Assad reminded the world that earlier the UN Court had blamed Syria, without any basis, plunging the region at the time into near war. President Assad called for an end to the UN’s investigation describing the tribunal as an albatross for Lebanon. The Lebanese Druze leader, Walid Jumblat, said that naming Hezbollah could lead to a civil war similar to the one which devastated the country from 1975 to 1990. Sheikh Hassan Nasrallah, has already warned that if Hezbollah is unfairly blamed for the Hariri murder, there will be a price to pay. In a speech delivered on August 3, the fourth anniversary of the “divine victory” over Israel in the 2006 war, Nasrallah described the UN appointed tribunal as a western “conspiracy” to plunge Lebanon and the region once again into turmoil.


In the second week of August, Nasrallah presented dramatic new evidence of what he claimed was Israeli drone reconnaissance footage of the route taken by Hariri from his office to his residence on the day he was assassinated, along with the confessions of Israeli “spies” recently captured by the Lebanese government. Equally important was the confessions of an Israeli agent named Ahmed Nasrallah, who had contacted the  Hariri security detail with the information that that he was targeted for assassination by the Hezbollah. Ahmed, no relation of the Hezbollah leader, was caught on tape, confessing that he was working for Israeli intelligence. The alleged spy currently resides in Israel, after fleeing from Lebanon.
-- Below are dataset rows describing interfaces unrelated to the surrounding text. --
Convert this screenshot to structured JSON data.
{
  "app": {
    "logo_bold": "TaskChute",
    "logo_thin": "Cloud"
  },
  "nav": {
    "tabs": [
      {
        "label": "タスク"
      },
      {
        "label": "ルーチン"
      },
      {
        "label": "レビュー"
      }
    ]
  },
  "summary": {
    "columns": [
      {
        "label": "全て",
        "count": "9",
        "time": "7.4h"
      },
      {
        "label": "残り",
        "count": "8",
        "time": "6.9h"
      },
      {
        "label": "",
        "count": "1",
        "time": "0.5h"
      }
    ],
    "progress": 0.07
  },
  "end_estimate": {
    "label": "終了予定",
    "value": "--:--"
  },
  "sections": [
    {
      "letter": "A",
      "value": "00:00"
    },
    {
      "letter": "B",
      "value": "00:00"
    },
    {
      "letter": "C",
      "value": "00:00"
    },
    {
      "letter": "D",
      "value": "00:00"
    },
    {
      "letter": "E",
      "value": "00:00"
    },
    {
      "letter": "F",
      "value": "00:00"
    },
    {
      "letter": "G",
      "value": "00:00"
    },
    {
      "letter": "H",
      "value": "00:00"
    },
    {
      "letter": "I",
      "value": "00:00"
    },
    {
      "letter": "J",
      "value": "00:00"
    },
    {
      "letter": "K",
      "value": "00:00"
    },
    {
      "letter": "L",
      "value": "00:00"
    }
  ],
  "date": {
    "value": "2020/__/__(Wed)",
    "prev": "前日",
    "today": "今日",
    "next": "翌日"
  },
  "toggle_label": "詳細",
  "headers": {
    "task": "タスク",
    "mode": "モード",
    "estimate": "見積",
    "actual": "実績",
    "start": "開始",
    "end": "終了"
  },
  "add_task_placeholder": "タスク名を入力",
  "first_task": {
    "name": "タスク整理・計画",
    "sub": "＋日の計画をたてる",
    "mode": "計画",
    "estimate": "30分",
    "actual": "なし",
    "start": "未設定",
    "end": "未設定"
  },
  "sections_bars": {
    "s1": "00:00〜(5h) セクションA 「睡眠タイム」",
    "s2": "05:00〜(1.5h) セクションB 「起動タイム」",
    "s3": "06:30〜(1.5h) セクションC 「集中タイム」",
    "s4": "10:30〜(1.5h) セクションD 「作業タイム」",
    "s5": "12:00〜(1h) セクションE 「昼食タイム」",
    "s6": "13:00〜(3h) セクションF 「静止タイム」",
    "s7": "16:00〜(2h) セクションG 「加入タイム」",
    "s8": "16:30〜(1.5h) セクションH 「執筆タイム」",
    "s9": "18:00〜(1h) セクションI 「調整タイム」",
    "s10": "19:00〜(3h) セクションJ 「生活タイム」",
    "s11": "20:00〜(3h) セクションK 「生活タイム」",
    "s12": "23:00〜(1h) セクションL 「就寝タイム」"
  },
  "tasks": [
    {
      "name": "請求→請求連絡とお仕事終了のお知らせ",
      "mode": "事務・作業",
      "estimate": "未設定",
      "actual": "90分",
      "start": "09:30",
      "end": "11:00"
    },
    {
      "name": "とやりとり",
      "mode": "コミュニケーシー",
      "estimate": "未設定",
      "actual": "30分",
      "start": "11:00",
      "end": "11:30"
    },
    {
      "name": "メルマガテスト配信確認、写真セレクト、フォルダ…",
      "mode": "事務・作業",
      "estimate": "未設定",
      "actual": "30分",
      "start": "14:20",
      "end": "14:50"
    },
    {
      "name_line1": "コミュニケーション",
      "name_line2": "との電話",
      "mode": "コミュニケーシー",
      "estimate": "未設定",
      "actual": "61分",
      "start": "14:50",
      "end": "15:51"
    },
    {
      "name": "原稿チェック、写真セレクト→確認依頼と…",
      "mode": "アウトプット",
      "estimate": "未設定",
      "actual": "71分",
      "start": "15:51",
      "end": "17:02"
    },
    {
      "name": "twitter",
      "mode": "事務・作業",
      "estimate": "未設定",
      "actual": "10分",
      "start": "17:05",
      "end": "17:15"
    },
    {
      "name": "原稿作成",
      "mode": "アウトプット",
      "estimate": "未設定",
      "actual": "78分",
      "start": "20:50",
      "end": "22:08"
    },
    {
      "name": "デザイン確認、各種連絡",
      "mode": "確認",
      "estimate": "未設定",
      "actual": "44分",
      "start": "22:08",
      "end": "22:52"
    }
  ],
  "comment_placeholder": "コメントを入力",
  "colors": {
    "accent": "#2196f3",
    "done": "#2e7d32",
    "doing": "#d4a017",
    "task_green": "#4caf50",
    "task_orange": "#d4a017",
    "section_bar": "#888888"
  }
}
 Hezbollah has been conducting its own probe into the Hariri assassination for the last year and a half. Their probe has concluded that Israel was behind the Hariri assassination. “Israel was looking for a way to assassinate Hariri in order to create political chaos that would force Syria to withdraw from Lebanon, and to perpetuate an anti-Syrian atmosphere in the wake of the assassination”, Nasrallah claimed. Nasrallah insisted that the new evidence should be considered by the UN tribunal before it submits its final report. The Hezbollah leader had told the media last month, that the Lebanese prime minister, Saad Hariri had informed him that the tribunal will accuse “some undisciplined Hezbollah members” of carrying out the assassination of his father. He rejected the allegations and said that it was a “dangerous project that is targeting the resistance”. Nasrallah has categorically stated that he will not allow even “half a member of his organisation to be arrested” on the orders of the UN tribunal. In a recent speech, Saad Hariri, pledged not to allow “my father’s blood to stir disunity in Lebanon”.